Notice we did not say hot/cold in the previous sentence.  The overall housing market is still very vibrant.  Let’s take housing inventory as a marker.  “Inventory” is the economic term to identify how long it takes to sell a home at the current pace of sales once a home becomes available.  A low inventory means it is a seller’s market and usually drives up prices.  Conversely a higher inventory means lesser demand and leans toward favoring the buyer.  Economists agree that six months is equilibrium not favoring either buyer or seller.

The hot spots in the Austin metro during August?  Hutto (1.5 months) … Round Rock (2 months) and Manor (2.2 months).  A seller in those areas could easily get quick, multiple offers – probably above the asking price.

However, there are certain suburbs in the Austin metro where homes are staying on the market for twice as long before a sale is consummated as those listed above.  In August, the inventory of homes for sale in Lakeway (4.4 months) … Leander (4.3 months) and San Marcos (3.8 months).  Quite a discrepancy when you look at the suburbs in the previous paragraph.

But let’s keep this in perspective.  Four months inventory is still a hot market, especially when you consider equilibrium is six months.  In fact, across the entire Austin area the average time a home stayed on market before selling was 46 days – and that hasn’t changed much recently.  So, this isn’t something about which we need to sound an alarm.

However it does bear watching as you try to assess what is happening now as it might affect future trends.  Especially in certain suburbs.  Watching is the word.  Just being aware.



Speaking of the Austin Board of Realtors (ABoR), a simmering internal Realtor community squabble vaulted into the public arena this week with a lawsuit filed by two megaRealtor members against ABoR.  Cord Shiflet and Brian Talley are accusing ABoR of violating its own bylaws.  One underlying issue:  a possible merger with the San Antonio Board.



With the USCongress working on a 6month deadline for immigration action, what does this mean for workers in Texas?  The immigrants falling under the Deferred Action for Childhood Arrivals (DACA) are sometimes called Dreamers.  And 124,300 of these live in Texas.  They are legal now, but their work visas will expire March 5, 2018.  What then?  Texas economist Ray Perryman brings this national debate close to home.

Dreamers are individuals who entered the US as children and have been allowed to remain for school or work.  If Congress fails to act by the expiration date of their visas, they will be subject to deportation.  As it now stands, the DACA solution is being discussed as part of a larger immigration debate, including what to do with undocumented workers.

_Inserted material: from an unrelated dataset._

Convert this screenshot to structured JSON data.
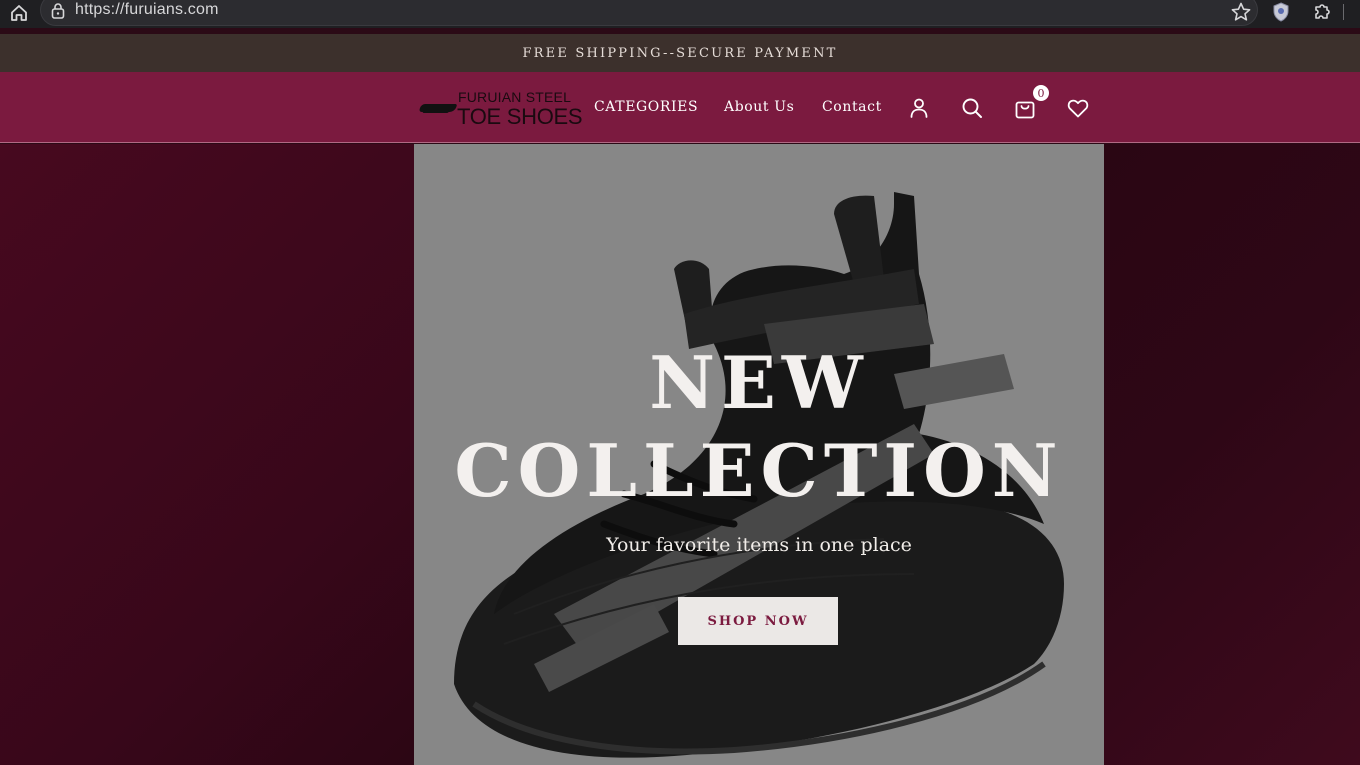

About this larger picture, Perryman said “our analysis indicates there are more than 250,000 undocumented construction workers in Texas, with roughly one-third of them in the Houston area.  Many of these workers are highly skilled; they represent about 30% of the states construction labor force, with no replacements readily available.”

You can see where he is going with this.  “Given that construction crews travel to needed areas, Houston and the Gulf Coast could easily face a shortage of 100,000 150,000 or more workers for the efforts to rebuild homes, businesses and infrastructure,” said Perryman.  He’s referring to Hurricane Harvey’s damage.

“As fears of deportation rise, it becomes increasingly difficult to access this critical resource,” Perryman stated.  “The DACA decision heightens this anxiety and complicates the recovery.”

It will be interesting to see how this economic factor impacts the votes of the Texas Congressional delegation during the upcoming highly-charged immigration debate.



Dr. Louis Overholster says he’d like to see this notice on the reader board at the Austin Convention Center:  “Procrastinators Conference Postponed.”


Click below for formatted print version:

Download “Neal Spelce Austin Letter 9.22.17” Austin-Letter-2017-09-22.pdf – Downloaded 96 times – 243 KB




Leave Reply

You must be logged in to post a comment.